She is right, but she is not in sync with conventional wisdom. Mel Gibson has made a reprehensible career and obscene amounts of money by playing against forgiveness. His most recent film, Edge of Darkness, is a revenge movie disguised as the pursuit of truth and/or justice in spite of evil adversaries who care nothing about either. His earlier films, especially the gritty film Payback or the historical spectacle The Patriot, are identical. In these, Gibson portrays men who commit violent, depraved, brutal acts, but we spectators celebrate them and even condone the violence because Gibson’s characters have standards, including fierce loyalty and a love for loyal women. We agree to believe that violence done by such men has some sort of moral imperative whereas violence done by evil-doers simply begets more violence.

On the world stage, some would argue that events playing out in the Middle East are excellent examples of the hazards of an inability to forgive and triumph over revenge, never-ending bitterness, and anger. Slights, spites, and injustices committed hundreds of years ago inspire divisiveness, tyranny, oppression, and violence. No act of revenge has quelled the turmoil and hatred. Neither simmering bitterness nor explosive anger has brought about peace and prosperity. Violence simply begets more violence, and treachery breeds savagery. While forgiveness may not be an easy or likely strategy, it may be the only viable one. Would that it were part of an international plan to win the hearts and minds of nations.

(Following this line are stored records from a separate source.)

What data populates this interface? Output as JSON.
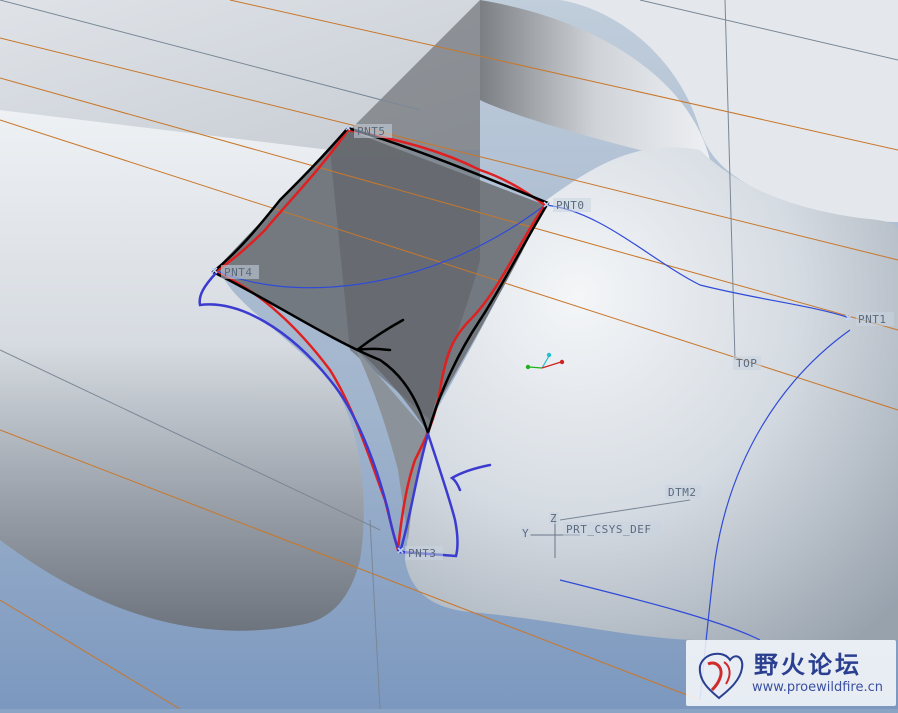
{
  "datum_points": [
    {
      "id": "pnt5",
      "label": "PNT5"
    },
    {
      "id": "pnt0",
      "label": "PNT0"
    },
    {
      "id": "pnt4",
      "label": "PNT4"
    },
    {
      "id": "pnt1",
      "label": "PNT1"
    },
    {
      "id": "pnt3",
      "label": "PNT3"
    }
  ],
  "datum_planes": {
    "top": "TOP",
    "dtm2": "DTM2"
  },
  "coordinate_system": "PRT_CSYS_DEF",
  "watermark": {
    "title": "野火论坛",
    "url": "www.proewildfire.cn"
  },
  "colors": {
    "background": "#8aa4c6",
    "surface": "#d8dde3",
    "shadow_face": "#6b6f74",
    "datum_line": "#c8772a",
    "curve_blue": "#2f4bd8",
    "annotation_red": "#e02020",
    "annotation_black": "#000000",
    "annotation_blue": "#3b3bd0"
  }
}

We cannot lead the world or our own little corner of it except by example. Sister Prejean is leading. She searches her own heart and mind to forgive those to whom evil has been done and who often do evil in return. She searches her heart and mind to summon empathy for victims of poverty and violence, their surviving family members, and their community. She tries to walk in their shoes, as Atticus Finch advised, while guiding them toward forgiveness, sure that liberation and empowerment will follow. As Catherine Ponder, author and minister, puts it, “When you hold resentment toward another, you are bound to that person or condition by an emotional link that is stronger than steel. Forgiveness is the only way to dissolve that link and get free.” Forgiveness is also the more courageous course.